What you are missing is that the public and private keys are cryptographically bound to one another. When the private key is generated, the corresponding public key is as well. Encrypt something with one key and it can only be decrypted with the other. Anyone with the public key can validate that a message can only have come from someone with the private key because of this cryptographic relationship.
When an SSH session starts up, each side uses this property to authenticate the other. During the handshake a secret (technically, it's called a 'nonce' and it's basically a random number) is encrypted with the recipient's public key and then signed with the sender's private key.
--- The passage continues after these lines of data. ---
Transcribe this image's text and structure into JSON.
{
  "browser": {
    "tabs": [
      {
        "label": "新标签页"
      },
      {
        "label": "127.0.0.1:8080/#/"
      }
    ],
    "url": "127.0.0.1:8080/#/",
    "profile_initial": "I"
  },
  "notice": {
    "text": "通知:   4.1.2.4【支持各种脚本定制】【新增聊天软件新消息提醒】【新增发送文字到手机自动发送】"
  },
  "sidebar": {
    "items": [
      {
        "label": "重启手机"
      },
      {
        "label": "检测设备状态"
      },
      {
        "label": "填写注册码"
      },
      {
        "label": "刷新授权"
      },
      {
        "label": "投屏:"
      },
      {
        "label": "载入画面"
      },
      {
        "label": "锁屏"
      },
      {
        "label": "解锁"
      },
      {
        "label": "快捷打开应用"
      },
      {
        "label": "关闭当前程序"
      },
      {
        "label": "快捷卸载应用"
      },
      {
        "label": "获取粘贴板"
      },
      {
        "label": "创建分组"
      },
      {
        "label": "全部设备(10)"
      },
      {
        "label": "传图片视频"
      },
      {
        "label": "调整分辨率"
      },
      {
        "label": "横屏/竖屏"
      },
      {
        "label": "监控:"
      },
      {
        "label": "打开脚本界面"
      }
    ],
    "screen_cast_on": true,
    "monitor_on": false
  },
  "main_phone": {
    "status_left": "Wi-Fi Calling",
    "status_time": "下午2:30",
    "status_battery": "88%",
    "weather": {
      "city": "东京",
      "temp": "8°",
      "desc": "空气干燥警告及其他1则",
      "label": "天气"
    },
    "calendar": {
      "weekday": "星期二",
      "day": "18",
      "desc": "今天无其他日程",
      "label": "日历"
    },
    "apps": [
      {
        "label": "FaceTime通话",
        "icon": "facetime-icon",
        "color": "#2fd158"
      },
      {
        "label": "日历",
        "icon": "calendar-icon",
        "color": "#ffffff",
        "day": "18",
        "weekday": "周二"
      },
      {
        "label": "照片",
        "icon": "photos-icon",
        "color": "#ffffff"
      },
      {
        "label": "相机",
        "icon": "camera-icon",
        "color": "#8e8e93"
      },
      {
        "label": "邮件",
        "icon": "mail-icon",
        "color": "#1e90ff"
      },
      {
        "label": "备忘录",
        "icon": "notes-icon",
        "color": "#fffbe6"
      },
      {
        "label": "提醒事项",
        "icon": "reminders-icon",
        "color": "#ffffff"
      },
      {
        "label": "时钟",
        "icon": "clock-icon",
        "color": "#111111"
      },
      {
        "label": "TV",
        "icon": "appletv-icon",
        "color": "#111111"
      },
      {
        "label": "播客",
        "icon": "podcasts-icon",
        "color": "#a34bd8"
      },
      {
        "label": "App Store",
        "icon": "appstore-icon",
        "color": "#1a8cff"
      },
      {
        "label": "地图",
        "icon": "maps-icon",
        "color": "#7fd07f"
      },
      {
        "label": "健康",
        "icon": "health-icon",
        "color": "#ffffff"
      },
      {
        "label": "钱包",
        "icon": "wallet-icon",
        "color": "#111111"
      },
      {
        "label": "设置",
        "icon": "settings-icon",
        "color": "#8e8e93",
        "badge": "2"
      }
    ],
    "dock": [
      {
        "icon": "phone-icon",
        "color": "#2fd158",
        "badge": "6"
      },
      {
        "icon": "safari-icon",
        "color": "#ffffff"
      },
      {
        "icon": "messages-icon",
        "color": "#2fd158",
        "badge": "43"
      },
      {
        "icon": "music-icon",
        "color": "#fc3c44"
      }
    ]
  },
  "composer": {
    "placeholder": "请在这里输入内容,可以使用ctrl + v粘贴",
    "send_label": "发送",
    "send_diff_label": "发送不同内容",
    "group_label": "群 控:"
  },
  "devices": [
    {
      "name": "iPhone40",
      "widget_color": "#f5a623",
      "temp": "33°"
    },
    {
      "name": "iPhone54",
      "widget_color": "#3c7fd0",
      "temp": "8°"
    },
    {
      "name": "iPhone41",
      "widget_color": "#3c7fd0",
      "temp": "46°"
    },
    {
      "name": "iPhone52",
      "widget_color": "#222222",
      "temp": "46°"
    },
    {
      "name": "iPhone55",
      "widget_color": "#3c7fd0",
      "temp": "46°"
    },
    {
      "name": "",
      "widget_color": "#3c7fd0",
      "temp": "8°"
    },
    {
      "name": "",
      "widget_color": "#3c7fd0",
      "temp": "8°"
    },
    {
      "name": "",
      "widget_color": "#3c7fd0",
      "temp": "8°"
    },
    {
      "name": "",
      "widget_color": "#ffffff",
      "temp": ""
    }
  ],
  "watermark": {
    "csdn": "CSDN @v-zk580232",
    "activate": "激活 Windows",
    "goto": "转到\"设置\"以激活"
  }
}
When this is received, the recipient a) can validate the signature with the sender's public key; and b) is the only one who can possibly decrypt the message. This authenticates the exchange. If this handshake occurs in both directions, it is possible for both sides to validate each other. This is called mutual authentication.
So, it is not the value of the key that is important but rather the cryptographic principle binding the public and private keys. This process provides the ability to create a random session key and exchange it securely using the public/private key pairs and is the heart of how SSH (or SSL or TLS for that matter) fires up a session.
This means the answer to your question is that if SSH is set up for mutual authentication (i.e. you do not need to enter a password), your client's public key must be in the keystore of the server. Since you cannot change the public key without changing the private key it is necessary to reload the public key at the server each time a key change is made.